The headline would have been more accurate had it said, "How Law Enforcement Crimped the Times Square Case."

Frankly, the best headline would have been: "Loose Lips Sink Ships, and Thankfully, Stupid Terrorists."

On one hand, Temple-Raston alleges that because of a "professional rivalry" between the investigating agencies in this case, the FBI and the NYPD were leaking information to the press in a steady stream to make the other look bad.

After telling us about all this abnormal leaking, Temple-Raston switches to the other hand and types this:

"Details about the Times Square investigation were all over the local newspapers, even as authorities were still trying to puzzle out who was responsible. Any element of surprise that law enforcement might have had was evaporating."

So because law enforcement agencies were chirping like canaries in order to misguidedly one-up each other, accounts of the investigation were being reported by the media at a furious pace to the public.

But then she typed this:

"To be fair, law enforcement was partly to blame."

Partly to blame?!

If what Temple-Raston alleges in the first place is true, and this toxic relationship between the NYPD and the FBI resulted in inappropriate facts about the case coming forward, then they are a heckuva lot more than "partly to blame."

Further, that looks like one great follow-up story to me. If the FBI and local authorities really aren't able to work together in a collegial manner, it could present a threat to national security.

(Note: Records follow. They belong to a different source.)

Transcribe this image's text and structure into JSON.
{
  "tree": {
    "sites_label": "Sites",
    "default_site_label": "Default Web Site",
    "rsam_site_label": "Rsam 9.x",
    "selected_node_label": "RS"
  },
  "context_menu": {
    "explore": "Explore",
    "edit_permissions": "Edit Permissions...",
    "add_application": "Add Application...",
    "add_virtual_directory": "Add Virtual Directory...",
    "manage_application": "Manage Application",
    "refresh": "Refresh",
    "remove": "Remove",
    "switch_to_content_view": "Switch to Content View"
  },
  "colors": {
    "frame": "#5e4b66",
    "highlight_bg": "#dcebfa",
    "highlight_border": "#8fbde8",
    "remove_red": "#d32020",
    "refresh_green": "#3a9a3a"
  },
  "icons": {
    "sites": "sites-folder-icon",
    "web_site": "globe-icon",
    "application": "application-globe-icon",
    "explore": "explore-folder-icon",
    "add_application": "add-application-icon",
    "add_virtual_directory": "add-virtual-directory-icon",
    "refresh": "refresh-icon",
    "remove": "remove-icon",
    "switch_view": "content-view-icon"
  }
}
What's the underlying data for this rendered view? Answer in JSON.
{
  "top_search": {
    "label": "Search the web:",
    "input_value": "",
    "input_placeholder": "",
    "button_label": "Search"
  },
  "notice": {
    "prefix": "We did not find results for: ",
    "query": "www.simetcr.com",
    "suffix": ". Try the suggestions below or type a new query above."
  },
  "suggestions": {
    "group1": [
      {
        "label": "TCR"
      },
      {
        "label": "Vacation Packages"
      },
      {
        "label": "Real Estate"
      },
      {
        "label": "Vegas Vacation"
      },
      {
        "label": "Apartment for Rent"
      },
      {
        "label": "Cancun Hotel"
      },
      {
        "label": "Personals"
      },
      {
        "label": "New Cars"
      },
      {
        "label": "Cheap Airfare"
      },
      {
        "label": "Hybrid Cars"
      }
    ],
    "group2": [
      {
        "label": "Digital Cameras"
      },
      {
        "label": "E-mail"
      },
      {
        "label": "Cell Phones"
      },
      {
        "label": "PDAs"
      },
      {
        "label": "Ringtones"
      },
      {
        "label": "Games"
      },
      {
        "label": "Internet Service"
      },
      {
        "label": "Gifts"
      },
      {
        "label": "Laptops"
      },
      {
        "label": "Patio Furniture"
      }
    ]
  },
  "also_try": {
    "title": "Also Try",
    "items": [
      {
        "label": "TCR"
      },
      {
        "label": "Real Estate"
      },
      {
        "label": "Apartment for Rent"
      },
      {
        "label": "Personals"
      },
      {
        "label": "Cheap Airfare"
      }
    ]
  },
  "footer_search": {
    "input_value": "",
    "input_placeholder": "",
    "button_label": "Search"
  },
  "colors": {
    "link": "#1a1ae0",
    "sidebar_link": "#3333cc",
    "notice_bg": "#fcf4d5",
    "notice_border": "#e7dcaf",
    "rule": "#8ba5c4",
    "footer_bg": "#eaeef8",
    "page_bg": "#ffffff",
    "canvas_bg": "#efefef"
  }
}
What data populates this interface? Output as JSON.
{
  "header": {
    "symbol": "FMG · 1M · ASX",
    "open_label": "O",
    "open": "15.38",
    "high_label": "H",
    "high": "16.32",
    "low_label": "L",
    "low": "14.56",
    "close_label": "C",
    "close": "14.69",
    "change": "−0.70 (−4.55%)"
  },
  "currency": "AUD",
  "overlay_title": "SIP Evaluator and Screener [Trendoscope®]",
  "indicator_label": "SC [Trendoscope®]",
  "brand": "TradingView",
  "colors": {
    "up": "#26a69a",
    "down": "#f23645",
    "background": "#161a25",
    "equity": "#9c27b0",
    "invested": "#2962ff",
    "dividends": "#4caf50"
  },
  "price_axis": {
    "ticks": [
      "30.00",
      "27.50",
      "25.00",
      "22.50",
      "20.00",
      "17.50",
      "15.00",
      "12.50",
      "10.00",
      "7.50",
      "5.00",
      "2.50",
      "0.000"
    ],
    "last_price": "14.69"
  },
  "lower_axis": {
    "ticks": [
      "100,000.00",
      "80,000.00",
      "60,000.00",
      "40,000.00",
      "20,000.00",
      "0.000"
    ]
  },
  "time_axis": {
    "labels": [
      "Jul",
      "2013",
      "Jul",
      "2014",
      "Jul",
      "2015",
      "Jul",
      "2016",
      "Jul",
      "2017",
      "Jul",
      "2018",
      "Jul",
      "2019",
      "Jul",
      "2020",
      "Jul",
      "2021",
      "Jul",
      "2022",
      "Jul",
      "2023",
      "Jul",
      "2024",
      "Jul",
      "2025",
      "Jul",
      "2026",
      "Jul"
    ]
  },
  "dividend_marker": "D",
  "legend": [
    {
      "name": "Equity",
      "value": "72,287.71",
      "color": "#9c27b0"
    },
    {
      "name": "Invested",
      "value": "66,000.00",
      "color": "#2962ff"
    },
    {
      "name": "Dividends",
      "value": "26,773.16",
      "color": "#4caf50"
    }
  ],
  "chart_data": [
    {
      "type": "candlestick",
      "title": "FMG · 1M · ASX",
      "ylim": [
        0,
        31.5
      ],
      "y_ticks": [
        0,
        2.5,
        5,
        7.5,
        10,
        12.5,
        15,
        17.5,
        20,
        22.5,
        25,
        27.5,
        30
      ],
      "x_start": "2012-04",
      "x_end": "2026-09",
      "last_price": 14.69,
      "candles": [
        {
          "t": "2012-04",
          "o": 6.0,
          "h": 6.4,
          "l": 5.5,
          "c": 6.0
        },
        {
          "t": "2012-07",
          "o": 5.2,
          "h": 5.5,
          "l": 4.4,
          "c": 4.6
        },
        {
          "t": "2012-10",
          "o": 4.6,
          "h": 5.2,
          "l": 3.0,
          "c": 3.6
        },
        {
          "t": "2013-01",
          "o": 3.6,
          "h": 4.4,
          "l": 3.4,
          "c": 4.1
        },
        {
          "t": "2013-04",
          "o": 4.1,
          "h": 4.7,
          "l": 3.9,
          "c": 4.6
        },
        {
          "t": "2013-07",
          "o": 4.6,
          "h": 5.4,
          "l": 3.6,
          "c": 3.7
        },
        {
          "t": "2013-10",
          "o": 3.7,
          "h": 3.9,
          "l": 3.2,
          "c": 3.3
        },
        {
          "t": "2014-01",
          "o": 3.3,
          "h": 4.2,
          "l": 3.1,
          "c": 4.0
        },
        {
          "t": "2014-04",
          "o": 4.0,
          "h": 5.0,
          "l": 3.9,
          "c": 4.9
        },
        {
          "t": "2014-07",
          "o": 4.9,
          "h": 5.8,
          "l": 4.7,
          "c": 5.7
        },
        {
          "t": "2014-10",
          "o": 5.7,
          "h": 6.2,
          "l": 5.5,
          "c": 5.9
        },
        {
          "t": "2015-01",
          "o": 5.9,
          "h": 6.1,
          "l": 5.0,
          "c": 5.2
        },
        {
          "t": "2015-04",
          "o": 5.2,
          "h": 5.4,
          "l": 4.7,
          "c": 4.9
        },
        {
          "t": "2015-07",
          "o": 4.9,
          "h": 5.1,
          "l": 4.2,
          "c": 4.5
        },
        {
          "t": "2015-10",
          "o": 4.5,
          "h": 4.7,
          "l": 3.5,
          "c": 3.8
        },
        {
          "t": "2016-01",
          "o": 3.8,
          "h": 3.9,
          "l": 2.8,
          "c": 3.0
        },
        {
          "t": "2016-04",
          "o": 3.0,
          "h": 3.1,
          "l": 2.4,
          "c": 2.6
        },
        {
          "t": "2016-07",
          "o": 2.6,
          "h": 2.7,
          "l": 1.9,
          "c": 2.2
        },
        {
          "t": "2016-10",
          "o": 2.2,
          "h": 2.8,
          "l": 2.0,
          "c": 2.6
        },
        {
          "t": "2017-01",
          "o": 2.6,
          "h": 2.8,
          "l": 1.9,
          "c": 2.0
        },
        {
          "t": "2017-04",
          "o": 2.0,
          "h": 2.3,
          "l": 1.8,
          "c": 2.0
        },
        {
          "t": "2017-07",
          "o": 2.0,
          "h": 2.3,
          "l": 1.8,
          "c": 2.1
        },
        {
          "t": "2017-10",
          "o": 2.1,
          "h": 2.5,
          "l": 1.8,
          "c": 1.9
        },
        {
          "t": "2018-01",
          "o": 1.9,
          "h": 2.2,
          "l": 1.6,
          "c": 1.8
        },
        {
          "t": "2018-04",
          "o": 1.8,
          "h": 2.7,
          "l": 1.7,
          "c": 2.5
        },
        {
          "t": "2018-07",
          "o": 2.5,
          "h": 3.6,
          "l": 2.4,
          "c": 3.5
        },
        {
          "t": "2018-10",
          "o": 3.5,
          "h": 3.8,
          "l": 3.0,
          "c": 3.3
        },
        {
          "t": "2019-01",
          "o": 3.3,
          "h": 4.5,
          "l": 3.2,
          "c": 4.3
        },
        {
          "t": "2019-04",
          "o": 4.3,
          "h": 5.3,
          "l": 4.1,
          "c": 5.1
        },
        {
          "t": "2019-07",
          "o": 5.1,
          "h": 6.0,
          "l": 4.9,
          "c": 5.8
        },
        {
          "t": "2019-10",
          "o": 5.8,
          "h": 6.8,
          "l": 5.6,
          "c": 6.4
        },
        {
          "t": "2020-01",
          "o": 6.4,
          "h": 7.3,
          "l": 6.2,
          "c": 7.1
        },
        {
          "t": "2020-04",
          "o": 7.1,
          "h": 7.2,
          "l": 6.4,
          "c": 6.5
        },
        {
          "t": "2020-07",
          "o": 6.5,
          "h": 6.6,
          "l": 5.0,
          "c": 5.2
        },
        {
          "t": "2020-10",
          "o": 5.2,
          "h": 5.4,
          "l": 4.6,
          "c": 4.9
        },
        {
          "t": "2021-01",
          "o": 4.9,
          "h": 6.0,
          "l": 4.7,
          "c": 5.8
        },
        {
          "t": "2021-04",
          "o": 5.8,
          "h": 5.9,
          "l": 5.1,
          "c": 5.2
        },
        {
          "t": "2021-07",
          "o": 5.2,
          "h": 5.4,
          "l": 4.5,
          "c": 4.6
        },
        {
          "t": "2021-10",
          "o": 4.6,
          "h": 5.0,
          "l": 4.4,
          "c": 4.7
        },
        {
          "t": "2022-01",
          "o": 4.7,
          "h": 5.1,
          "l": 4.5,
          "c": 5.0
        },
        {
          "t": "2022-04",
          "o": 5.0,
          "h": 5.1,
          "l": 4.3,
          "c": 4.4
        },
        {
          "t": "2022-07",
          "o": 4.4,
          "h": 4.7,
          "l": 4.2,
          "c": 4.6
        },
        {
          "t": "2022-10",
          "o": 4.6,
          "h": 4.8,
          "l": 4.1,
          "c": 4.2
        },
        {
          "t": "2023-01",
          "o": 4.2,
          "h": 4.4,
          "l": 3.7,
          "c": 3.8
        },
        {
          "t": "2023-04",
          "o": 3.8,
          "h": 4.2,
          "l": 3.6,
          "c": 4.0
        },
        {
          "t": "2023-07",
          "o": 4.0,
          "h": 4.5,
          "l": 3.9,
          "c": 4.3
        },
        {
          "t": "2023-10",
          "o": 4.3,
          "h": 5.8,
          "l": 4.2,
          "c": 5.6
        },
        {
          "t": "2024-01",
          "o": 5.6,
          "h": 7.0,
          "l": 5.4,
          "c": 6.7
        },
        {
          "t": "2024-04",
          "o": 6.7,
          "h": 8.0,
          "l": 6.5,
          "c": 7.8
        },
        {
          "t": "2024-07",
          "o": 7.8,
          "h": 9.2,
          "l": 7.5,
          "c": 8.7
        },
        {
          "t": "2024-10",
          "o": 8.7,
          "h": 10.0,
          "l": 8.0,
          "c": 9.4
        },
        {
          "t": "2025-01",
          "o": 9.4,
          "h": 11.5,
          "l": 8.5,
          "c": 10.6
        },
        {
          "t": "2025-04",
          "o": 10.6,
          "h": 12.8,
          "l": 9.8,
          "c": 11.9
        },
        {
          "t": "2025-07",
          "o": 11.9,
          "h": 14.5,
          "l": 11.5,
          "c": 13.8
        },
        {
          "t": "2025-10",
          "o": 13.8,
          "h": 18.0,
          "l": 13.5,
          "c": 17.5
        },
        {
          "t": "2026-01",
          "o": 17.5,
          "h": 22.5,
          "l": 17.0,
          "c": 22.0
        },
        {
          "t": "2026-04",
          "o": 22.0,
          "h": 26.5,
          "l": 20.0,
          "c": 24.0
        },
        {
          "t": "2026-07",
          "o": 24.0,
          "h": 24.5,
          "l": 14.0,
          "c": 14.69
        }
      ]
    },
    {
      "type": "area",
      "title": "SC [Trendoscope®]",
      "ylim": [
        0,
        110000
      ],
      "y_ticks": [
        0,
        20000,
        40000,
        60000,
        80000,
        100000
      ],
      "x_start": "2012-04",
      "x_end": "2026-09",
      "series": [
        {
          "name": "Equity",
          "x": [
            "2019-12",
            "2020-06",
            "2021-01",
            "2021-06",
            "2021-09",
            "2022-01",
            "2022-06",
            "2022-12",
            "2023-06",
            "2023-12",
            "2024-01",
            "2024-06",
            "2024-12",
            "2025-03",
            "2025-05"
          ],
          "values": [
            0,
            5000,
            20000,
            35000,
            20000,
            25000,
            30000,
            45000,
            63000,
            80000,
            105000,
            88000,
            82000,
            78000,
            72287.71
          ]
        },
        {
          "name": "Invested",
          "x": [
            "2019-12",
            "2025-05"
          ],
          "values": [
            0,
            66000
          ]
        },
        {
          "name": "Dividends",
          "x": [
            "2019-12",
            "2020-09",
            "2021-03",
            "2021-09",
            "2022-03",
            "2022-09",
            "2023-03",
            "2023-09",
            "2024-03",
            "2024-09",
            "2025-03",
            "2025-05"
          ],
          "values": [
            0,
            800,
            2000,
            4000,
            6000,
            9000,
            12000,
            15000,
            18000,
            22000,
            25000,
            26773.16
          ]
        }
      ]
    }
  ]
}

Temple-Raston goes on:

"In many cases, it (law enforcement) was the source of the information and leaks. But there seemed to be an extra level of frustration about the leaks in this case. As one law enforcement official told NPR, "Our operational plans were being driven by the media, instead of the other way around. And that's not good."

No, I suppose, it's not, but I wonder where this unnamed law enforcement official might have assigned blame? Does it not stand to reason that if the FBI and NYPD had not acted as Temple-Raston alleges, the media, in fact, would not have driven operational plans?

Holding the press accountable for the way it conducts itself is all well and good, but it seems like Temple-Raston wants it both ways here, and I'm not sure why.

The relationship between the press and law enforcement is an uneasy one. There will always be leaks, and misinformation. It can be a dangerous game.

First, a press organization must determine if the information that is leaked is even accurate. There are times when law enforcement officials will leak bogus information to either throw the press off its tail, or in the hope that if it is actually reported, will send misinformation to the perpetrator of the crime.

There is also a very fine, undefinable line between what should be reported to the public and what shouldn't. One of the most delicate decisions a news organization faces is when it is given, or comes upon, information that could potentially jeopardize an investigation if reported.

That media agent is then faced with deciding between the public's right to know, and law enforcement's concern that the information coming forward could damage its investigation.

I know that when I was faced with this dilemma, there were times I would tell the authority not to give me the information unless there was a clear understanding up front that I was going to use it.

It's interesting, then, that Raston types of just such an instance in which NPR (appropriately in my opinion) did not reveal to its audience "that law enforcement officials were looking for an American citizen of Pakistani descent from Shelton, Conn.," even though they had that information.

Raston doesn't say how NPR came upon that information, but does tell us that another news organization decided to report it.

Again, it's strictly a judgment call.

What isn't, is that had Faisal Shahzad eluded capture, blaming the media would have been the second crime committed in this case.

(Got a tip, a gripe, or some kudos? Send 'em along.)